**The problem:**
Find the string "最大魔量" in the records and copy each line where it occurs.

[Stored items]
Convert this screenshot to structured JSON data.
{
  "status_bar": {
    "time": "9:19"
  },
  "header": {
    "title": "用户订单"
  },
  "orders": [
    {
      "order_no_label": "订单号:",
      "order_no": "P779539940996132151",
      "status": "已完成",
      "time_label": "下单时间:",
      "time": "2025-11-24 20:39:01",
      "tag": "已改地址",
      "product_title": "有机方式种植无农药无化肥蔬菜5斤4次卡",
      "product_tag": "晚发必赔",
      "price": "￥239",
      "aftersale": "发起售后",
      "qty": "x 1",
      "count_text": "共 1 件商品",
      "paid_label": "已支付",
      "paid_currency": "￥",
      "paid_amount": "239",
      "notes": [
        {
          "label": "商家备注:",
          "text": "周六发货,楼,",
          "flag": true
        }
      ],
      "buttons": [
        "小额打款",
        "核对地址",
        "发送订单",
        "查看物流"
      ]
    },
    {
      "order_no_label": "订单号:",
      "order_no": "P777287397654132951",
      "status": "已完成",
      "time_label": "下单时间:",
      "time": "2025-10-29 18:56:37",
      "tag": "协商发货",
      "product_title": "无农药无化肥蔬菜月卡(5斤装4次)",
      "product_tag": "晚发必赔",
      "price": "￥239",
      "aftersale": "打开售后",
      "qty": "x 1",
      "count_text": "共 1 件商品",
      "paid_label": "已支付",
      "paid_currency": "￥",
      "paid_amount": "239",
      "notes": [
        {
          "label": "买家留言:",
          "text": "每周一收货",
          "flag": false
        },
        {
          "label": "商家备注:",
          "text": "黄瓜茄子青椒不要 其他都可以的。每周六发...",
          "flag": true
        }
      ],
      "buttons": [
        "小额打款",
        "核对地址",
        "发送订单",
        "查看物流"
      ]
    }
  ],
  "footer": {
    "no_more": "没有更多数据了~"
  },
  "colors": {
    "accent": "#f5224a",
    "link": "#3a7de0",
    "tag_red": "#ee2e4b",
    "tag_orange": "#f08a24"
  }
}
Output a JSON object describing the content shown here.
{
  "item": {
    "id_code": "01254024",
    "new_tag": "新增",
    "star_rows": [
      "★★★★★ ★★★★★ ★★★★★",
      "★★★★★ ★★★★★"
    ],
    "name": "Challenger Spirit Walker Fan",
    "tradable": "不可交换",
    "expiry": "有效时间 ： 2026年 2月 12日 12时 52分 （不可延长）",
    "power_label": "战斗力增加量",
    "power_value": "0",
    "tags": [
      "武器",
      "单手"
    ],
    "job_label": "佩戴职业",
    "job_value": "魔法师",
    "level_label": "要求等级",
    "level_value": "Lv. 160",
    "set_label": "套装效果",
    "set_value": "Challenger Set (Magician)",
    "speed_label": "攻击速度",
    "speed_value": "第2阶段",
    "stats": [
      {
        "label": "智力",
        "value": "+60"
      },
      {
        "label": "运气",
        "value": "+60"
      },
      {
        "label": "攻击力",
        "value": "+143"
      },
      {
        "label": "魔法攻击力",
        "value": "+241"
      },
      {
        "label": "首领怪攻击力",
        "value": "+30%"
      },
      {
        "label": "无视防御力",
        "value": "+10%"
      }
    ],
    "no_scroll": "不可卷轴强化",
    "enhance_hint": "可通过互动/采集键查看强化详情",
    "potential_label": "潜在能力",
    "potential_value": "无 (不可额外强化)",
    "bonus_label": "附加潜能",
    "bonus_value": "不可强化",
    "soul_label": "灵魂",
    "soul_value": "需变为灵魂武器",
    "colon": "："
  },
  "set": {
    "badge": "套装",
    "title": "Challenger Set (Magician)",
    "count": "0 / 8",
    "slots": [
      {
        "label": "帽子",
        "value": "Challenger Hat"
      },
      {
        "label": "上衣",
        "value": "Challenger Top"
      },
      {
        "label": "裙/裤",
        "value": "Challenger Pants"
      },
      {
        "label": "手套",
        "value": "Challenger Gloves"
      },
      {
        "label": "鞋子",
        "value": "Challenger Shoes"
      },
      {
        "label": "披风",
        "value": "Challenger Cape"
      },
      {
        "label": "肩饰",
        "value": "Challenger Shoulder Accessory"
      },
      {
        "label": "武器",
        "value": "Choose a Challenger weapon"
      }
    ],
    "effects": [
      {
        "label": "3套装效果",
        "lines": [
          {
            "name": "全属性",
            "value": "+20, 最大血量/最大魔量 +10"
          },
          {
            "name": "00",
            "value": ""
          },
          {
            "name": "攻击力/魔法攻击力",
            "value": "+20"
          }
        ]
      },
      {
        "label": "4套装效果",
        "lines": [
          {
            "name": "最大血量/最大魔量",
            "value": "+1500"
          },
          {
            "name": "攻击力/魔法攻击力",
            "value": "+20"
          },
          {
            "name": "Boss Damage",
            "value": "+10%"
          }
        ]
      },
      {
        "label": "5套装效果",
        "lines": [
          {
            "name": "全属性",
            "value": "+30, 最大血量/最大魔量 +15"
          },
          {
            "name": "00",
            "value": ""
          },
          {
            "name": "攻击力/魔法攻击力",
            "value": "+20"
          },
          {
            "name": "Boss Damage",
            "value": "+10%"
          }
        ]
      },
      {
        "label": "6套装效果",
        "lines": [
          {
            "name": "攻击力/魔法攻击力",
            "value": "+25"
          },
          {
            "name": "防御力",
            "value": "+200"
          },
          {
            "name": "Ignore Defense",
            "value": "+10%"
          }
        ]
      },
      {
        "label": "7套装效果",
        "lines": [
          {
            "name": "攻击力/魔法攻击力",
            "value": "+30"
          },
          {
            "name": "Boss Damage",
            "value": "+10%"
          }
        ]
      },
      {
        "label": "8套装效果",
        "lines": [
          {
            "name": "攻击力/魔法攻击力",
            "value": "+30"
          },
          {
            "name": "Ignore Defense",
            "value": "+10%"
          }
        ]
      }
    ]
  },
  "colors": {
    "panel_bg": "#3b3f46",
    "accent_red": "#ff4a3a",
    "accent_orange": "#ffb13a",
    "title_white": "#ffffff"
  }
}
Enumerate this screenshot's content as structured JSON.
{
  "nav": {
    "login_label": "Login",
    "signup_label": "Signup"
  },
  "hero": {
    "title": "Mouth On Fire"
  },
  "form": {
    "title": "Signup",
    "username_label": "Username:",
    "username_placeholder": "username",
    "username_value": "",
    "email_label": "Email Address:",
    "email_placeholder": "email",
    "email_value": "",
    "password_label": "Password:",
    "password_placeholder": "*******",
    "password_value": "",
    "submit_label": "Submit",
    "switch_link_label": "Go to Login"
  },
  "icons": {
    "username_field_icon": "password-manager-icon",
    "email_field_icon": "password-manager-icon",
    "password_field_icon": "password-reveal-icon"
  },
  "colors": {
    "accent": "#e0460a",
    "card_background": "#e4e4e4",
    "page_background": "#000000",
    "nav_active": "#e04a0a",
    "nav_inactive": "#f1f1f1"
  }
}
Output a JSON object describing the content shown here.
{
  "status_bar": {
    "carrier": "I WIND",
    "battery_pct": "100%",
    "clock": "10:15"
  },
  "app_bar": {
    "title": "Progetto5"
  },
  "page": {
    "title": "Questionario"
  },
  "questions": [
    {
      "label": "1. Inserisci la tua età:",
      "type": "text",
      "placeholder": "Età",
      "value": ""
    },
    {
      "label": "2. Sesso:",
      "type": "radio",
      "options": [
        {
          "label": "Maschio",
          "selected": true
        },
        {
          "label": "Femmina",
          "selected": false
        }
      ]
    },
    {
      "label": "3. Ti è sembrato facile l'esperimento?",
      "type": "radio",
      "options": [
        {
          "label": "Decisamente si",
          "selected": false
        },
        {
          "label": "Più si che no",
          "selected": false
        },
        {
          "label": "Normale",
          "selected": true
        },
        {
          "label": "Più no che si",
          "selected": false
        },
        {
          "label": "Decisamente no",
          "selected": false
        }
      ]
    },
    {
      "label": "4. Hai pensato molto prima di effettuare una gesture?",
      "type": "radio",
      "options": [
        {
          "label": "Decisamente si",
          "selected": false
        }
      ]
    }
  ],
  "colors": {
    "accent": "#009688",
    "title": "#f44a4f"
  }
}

**The completed task:**
            "value": "+20, 最大血量/最大魔量 +10"
            "name": "最大血量/最大魔量",
            "value": "+30, 最大血量/最大魔量 +15"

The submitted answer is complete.